Although poverty and powerlessness often bode ill for body and spirit, wealth fails to elevate well-being. Surveys reveal that even lottery winners and the super rich soon adapt to their affluence. Moreover, those who strive most for wealth tend, ironically, to live with lower well-being than those focused on intimacy and communal bonds. And consider post-1960 American history: Average real income has doubled, so we own twice the cars per person, eat out two and a half times as often, and live and work in air conditioned spaces. Yet, paradoxically, we are a bit less likely to say we're "very happy." We are more often seriously depressed. And we are just now, thankfully, beginning to pull out of a serious social recession that was marked by doubled divorce, tripled teen suicide, quadrupled juvenile violence, quintupled prison population, and a sextupled proportion of babies born to unmarried parents. The bottom line: Economic growth has not improved psychological morale or communal health.
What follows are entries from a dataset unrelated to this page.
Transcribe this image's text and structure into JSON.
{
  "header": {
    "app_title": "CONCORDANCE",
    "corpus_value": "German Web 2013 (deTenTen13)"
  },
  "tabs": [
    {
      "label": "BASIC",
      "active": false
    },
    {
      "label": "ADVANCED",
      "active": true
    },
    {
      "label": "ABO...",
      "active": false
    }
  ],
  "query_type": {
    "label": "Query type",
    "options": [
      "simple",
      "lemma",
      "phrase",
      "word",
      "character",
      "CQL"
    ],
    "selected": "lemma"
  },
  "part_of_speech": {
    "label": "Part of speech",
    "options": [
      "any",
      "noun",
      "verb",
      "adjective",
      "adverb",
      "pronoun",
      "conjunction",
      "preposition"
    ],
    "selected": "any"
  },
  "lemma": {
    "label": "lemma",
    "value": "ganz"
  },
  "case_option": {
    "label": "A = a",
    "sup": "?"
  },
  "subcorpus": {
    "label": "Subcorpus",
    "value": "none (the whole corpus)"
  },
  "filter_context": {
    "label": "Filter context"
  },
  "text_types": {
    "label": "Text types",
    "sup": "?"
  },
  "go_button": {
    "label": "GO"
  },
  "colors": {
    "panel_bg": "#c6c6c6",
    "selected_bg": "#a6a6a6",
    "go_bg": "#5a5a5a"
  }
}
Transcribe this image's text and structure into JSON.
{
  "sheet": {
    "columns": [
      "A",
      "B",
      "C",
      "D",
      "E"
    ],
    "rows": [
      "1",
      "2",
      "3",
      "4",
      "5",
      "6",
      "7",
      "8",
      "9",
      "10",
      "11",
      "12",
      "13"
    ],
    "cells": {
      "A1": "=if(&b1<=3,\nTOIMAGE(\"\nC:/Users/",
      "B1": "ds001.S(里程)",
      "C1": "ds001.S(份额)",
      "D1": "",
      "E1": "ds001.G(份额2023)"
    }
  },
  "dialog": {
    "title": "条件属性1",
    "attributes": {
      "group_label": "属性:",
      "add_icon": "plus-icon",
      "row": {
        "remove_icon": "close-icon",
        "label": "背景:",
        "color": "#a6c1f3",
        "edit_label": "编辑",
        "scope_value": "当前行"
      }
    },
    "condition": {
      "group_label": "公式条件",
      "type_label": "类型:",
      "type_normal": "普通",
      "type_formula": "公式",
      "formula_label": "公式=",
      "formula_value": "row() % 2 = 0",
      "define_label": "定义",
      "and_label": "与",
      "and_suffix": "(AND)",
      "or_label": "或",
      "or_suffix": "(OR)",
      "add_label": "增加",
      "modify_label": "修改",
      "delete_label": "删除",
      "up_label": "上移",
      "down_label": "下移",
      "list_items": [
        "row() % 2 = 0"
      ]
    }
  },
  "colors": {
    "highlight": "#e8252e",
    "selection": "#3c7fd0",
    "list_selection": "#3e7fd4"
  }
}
DAVID G. MYERS is a social psychologist at Hope College (Michigan) and author, most recently, of The American Paradox: Spiritual Hunger in an Age of Plenty and of A Quiet World: Living with Hearing Loss.